The use of first, second, and third person creates the perspective or "point of view" of a piece of writing. Writing in first person uses the personal pronouns "I," "we," "me," and "us," and the possessive forms "my," "mine," "our," and "ours;" while second person uses "you," and the possessives "your" and "yours." Third person, on the other hand, uses pronouns such as "he," "she," "it," "they," and "them," along with the possessives "his," "hers," "its," "their," and "theirs." The third person can also have an effect on the verb forms used and writers should choose the proper perspective for different types of writing.
First Person Perspective
If someone speaks or writes in the first person, he or she talks about himself or herself. An example is the simple sentence, “I like movies.” This indicates an expression about the speaker or subject of a sentence from his or her point of view. If the speaker or writer uses a plural, to indicate a group that he or she is a part of, then the sentence would change to, “We like movies.” Writers use "me" and "us" for objects in first person, such as "He gave me a box," and possessive forms such as "my" and "our" express ownership of an object like "I drove my blue car."
Second Person Perspective
The second person is just the opposite of first person in that instead of referring to “I,” the speaker refers to “you,” as the writer directly addresses the reader. Using the previous examples, in second person they might read, “You like movies,” or "You drove your blue car." Modern English lacks a second person plural pronoun, which has led to the creation of slang words such as "y'all" or "yins" in different regional dialects. Writers do not typically use second person in formal writing, though it is common in some technical applications, such as instructions.
Third Person Perspective

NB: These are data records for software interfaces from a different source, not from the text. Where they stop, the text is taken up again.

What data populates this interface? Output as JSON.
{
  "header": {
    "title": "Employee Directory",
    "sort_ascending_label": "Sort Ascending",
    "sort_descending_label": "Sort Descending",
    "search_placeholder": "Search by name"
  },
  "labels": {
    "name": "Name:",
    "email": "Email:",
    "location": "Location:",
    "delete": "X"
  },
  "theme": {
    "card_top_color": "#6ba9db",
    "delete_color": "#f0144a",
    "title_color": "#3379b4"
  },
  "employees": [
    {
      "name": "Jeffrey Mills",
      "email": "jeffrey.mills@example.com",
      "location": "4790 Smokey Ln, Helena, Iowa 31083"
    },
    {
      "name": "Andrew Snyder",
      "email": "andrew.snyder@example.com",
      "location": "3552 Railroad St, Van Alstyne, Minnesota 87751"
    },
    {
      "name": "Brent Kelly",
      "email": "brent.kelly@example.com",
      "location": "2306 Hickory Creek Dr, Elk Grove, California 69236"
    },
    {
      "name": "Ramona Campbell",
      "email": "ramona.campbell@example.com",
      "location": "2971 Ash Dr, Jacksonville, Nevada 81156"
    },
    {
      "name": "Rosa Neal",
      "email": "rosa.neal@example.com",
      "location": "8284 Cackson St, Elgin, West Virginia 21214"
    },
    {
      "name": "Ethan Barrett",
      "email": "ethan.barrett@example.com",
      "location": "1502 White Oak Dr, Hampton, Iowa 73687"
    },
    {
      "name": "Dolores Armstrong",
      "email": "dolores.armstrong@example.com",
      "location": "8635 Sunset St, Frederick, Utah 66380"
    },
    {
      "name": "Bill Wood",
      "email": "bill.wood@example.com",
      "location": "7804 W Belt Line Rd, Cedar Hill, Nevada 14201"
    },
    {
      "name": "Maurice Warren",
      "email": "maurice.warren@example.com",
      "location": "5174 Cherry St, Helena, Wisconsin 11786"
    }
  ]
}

If a person writes in the third person singular, the speaker or writer refers to “he,” “she,” or "it;" though the gender-specific objective forms become "him" and "her." In English, the third person singular in the present tense often changes the verb form, usually by adding the letter “s” to the end of the verb, if it is a regular verb. For example, "I like movies," becomes “He likes movies.” Possessive forms such as "His blue car is not as nice as hers," are fairly simple; "its" can be difficult for some writers who mistakenly add an apostrophe like the word "it's," a conjunction for "it is."
There are two major types of third person writing: limited and omniscient. The limited form means that the "narrator" of a work presents only what a main character knows. In this type of writing, the action typically follows one or more main characters and reveals only the events they see or participate in directly. Omniscient writing, however, can jump between characters and reveal more than what they see, providing the reader with information beyond the scope of the main character's actions.
Teachers typically advise students in academic courses, or engaging in other types of formal writing, to avoid the second or first person and use third person instead. Most writers consider these perspectives informal and inappropriate for scholarly audiences. They may be acceptable in academic writing if a teacher asks students to provide a personal opinion or experience that is informal in nature.
First person is fairly common in "personal" professional writing, such as someone's memoirs. Some creative works use this perspective to tell a story from the point of view of a character within it. Second person is quite rare in creative writing, though it can draw a reader into a story when used well. In other professional texts, such as corporate documents or product descriptions, writers commonly prefer third person over the other two.
It is important for a writer to use only one type within a piece of writing and not to shift perspective, which can become confusing for readers. All three might be used together in a few rare situations, such as emails or letters between friends and coworkers. It is not unusual for someone to write in first person to indicate personal opinions or needs, shift to second when addressing the recipient directly, and use third person to discuss someone else.
The major verb change in English perspective is in the third person singular. However, in many other languages, these forms may change nearly every time the grammatical person shifts. Understanding how to use each perspective and form them accurately often distinguishes a new language learner from one who has mastered it.